→ TASK PROMPT: Copy exactly the lines from the one containing "Give me the" through the last line of the records below, both included, and leave out the pictures.

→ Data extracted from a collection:

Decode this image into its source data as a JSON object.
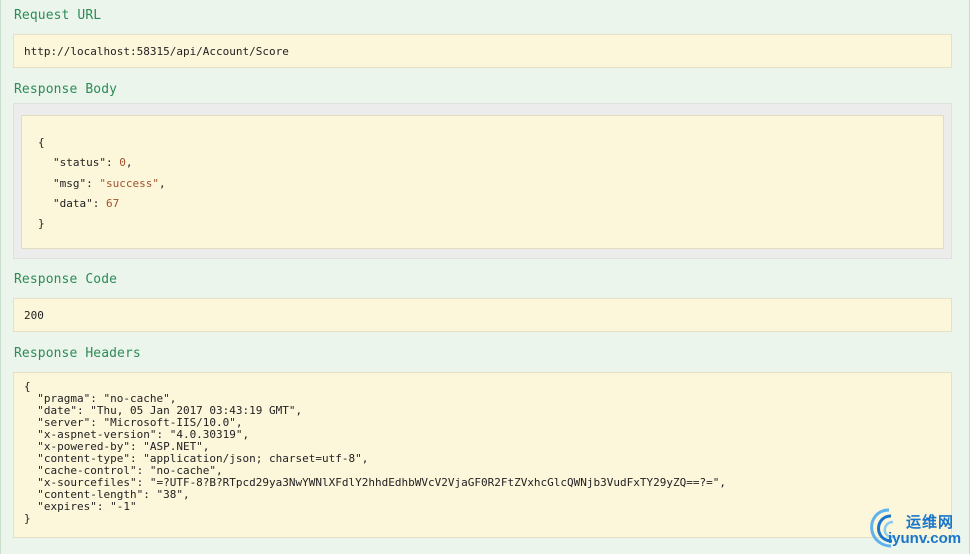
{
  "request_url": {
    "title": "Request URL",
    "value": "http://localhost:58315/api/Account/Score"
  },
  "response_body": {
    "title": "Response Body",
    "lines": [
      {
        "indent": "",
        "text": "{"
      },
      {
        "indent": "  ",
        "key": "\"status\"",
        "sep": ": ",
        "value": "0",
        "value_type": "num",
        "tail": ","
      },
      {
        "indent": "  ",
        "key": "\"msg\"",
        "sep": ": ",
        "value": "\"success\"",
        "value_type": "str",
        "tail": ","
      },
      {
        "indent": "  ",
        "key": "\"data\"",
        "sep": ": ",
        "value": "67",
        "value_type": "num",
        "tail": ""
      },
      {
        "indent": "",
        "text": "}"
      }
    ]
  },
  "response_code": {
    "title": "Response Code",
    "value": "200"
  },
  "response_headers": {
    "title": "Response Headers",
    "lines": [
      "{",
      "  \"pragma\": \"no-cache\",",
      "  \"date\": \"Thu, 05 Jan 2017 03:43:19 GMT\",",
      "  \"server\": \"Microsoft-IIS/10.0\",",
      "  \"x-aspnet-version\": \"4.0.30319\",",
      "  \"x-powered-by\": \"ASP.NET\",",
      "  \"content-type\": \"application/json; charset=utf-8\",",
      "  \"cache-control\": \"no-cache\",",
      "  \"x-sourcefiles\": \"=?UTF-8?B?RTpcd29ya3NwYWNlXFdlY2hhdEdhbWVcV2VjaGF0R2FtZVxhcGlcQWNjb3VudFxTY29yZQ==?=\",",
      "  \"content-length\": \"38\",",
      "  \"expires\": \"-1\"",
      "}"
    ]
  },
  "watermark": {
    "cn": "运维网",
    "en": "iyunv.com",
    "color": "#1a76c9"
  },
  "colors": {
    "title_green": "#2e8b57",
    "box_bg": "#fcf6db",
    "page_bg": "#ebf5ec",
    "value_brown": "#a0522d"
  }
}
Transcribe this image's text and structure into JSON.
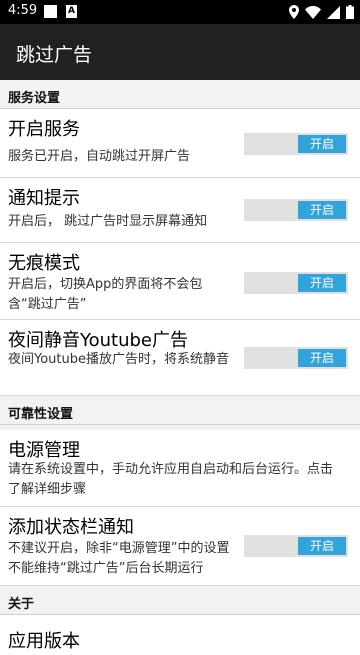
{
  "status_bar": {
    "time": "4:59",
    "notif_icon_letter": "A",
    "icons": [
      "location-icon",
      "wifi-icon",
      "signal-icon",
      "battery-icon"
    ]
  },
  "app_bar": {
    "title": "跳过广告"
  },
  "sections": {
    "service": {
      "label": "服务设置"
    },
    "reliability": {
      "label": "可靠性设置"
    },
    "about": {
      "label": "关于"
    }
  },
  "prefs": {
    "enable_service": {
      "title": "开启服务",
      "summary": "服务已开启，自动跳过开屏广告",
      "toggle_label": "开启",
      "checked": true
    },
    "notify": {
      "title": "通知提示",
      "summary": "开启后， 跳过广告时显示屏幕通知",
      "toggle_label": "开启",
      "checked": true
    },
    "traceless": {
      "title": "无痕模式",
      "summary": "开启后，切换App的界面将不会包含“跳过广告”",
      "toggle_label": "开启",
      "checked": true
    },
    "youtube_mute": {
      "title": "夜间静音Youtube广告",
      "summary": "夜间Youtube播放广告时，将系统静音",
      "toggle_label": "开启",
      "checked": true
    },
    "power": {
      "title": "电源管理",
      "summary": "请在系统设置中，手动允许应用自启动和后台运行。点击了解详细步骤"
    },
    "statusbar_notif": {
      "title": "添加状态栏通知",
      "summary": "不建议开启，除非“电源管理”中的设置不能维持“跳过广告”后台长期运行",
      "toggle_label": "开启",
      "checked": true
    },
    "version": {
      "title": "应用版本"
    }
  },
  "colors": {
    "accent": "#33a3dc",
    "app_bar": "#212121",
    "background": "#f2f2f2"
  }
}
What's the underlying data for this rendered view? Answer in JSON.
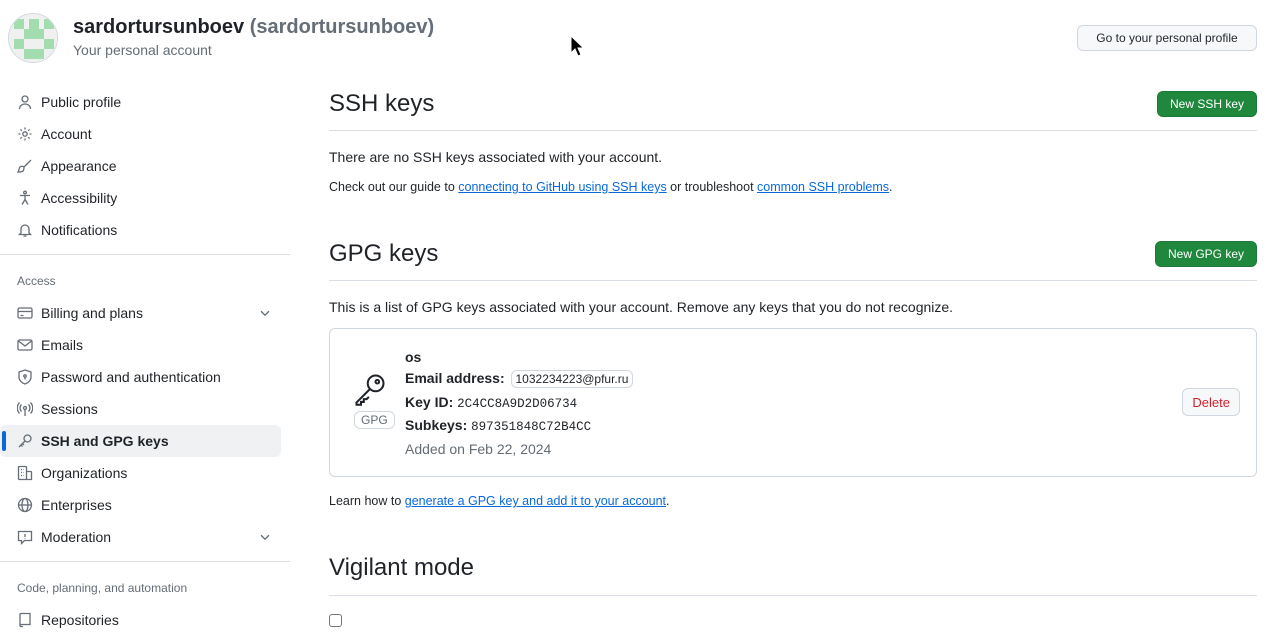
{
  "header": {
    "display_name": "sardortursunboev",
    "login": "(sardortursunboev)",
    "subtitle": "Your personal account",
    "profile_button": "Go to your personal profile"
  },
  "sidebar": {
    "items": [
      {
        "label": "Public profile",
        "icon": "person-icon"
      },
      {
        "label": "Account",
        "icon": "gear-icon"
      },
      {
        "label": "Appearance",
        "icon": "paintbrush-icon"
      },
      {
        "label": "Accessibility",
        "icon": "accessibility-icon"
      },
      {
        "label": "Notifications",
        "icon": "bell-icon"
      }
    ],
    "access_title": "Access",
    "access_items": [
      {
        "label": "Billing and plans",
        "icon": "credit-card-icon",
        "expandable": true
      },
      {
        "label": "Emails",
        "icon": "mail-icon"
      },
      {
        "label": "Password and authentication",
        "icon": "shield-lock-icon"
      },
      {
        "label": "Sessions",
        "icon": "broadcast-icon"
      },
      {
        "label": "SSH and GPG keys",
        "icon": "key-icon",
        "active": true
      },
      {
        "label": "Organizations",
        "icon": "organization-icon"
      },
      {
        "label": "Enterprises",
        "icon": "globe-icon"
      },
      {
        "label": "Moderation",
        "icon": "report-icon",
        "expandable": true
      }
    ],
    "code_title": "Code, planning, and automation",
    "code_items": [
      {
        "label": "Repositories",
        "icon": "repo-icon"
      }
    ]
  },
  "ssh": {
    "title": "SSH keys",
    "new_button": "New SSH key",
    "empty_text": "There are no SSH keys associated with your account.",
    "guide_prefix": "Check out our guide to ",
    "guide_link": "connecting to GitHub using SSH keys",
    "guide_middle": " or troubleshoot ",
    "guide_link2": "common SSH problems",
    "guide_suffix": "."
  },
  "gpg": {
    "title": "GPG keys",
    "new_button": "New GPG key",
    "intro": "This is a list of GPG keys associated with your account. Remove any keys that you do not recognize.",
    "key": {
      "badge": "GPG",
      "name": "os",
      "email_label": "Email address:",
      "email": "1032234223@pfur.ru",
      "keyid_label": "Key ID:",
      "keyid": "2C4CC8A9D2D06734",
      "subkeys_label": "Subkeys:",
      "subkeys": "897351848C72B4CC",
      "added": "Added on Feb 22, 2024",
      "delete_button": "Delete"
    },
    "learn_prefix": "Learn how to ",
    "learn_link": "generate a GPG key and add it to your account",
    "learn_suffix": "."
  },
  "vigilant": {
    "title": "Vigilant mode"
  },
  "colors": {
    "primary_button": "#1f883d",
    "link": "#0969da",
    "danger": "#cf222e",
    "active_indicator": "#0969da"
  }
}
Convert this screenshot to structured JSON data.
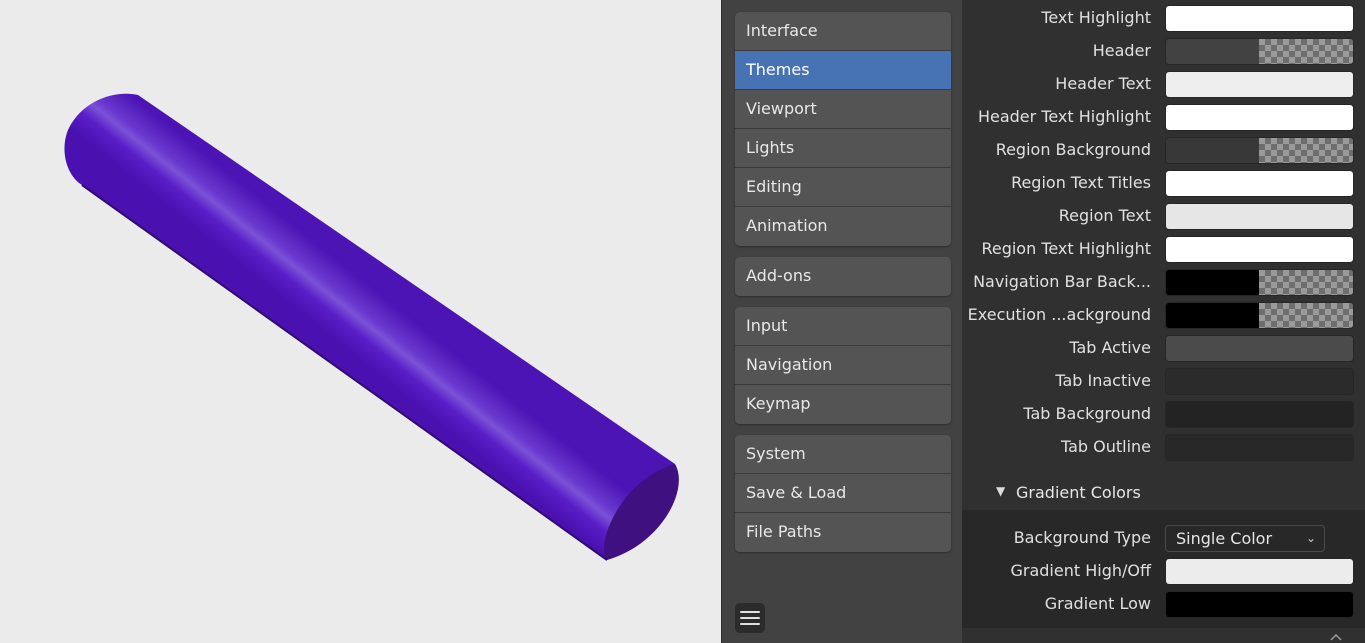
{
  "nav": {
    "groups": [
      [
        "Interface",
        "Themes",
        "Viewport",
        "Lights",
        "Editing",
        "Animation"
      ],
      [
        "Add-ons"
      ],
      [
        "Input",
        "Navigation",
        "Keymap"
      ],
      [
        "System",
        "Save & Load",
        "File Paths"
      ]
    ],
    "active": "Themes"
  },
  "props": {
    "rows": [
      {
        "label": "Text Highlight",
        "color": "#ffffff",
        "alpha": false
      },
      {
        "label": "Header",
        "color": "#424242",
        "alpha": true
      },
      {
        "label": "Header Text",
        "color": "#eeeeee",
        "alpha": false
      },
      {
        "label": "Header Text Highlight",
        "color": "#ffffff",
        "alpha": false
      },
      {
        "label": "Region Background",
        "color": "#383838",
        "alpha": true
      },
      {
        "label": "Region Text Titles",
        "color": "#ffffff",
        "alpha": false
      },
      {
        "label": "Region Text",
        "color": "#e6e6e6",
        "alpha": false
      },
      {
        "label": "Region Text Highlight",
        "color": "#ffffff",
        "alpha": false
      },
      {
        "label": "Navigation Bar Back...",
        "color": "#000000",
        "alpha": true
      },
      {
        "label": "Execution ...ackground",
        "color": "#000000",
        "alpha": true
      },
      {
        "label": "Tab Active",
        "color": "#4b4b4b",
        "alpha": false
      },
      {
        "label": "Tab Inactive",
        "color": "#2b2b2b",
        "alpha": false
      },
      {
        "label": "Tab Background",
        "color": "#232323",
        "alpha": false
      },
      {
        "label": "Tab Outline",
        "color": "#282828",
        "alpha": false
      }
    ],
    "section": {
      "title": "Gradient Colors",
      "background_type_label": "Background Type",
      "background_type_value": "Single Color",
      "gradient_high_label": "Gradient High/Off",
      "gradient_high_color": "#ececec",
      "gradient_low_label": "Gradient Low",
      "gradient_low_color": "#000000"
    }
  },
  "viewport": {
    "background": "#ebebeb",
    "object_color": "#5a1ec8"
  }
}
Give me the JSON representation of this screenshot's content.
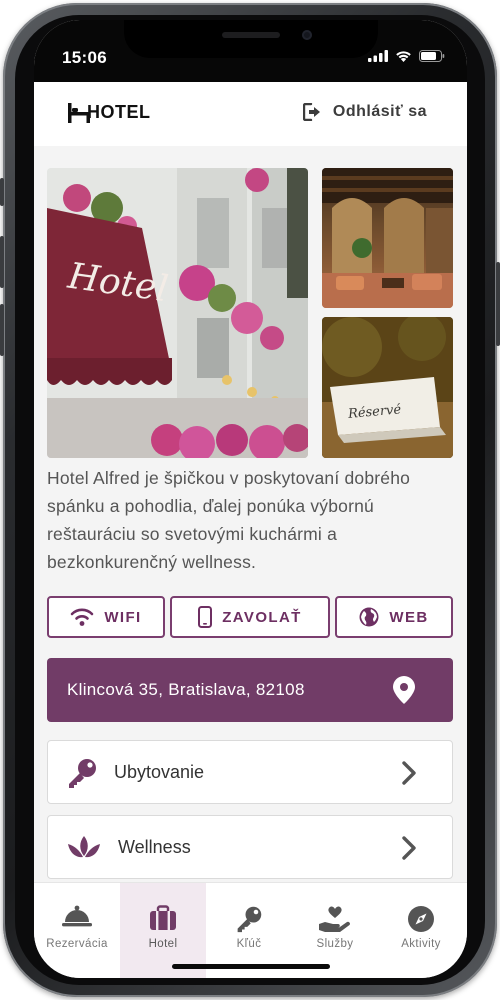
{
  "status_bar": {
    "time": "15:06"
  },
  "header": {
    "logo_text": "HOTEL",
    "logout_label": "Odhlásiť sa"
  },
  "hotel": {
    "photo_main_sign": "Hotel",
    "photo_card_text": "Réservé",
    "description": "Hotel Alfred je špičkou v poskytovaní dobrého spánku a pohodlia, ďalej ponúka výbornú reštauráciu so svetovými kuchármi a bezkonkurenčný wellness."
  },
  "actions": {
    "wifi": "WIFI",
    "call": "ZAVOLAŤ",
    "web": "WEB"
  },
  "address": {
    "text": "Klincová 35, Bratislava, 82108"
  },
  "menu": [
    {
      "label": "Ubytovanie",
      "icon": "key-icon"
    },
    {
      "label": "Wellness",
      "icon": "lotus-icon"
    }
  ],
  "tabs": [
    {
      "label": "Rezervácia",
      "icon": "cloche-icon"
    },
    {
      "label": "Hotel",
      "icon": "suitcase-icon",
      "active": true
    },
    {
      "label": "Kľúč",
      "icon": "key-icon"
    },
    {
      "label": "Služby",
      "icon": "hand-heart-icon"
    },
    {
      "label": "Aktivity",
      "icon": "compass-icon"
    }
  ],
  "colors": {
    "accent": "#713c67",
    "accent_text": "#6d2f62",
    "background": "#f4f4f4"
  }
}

→ ANSWER SPACE:
Give me the JSON representation of this screenshot's content.
{
  "status_bar": {
    "time": "15:06"
  },
  "header": {
    "logo_text": "HOTEL",
    "logout_label": "Odhlásiť sa"
  },
  "hotel": {
    "photo_main_sign": "Hotel",
    "photo_card_text": "Réservé",
    "description": "Hotel Alfred je špičkou v poskytovaní dobrého spánku a pohodlia, ďalej ponúka výbornú reštauráciu so svetovými kuchármi a bezkonkurenčný wellness."
  },
  "actions": {
    "wifi": "WIFI",
    "call": "ZAVOLAŤ",
    "web": "WEB"
  },
  "address": {
    "text": "Klincová 35, Bratislava, 82108"
  },
  "menu": [
    {
      "label": "Ubytovanie",
      "icon": "key-icon"
    },
    {
      "label": "Wellness",
      "icon": "lotus-icon"
    }
  ],
  "tabs": [
    {
      "label": "Rezervácia",
      "icon": "cloche-icon"
    },
    {
      "label": "Hotel",
      "icon": "suitcase-icon",
      "active": true
    },
    {
      "label": "Kľúč",
      "icon": "key-icon"
    },
    {
      "label": "Služby",
      "icon": "hand-heart-icon"
    },
    {
      "label": "Aktivity",
      "icon": "compass-icon"
    }
  ],
  "colors": {
    "accent": "#713c67",
    "accent_text": "#6d2f62",
    "background": "#f4f4f4"
  }
}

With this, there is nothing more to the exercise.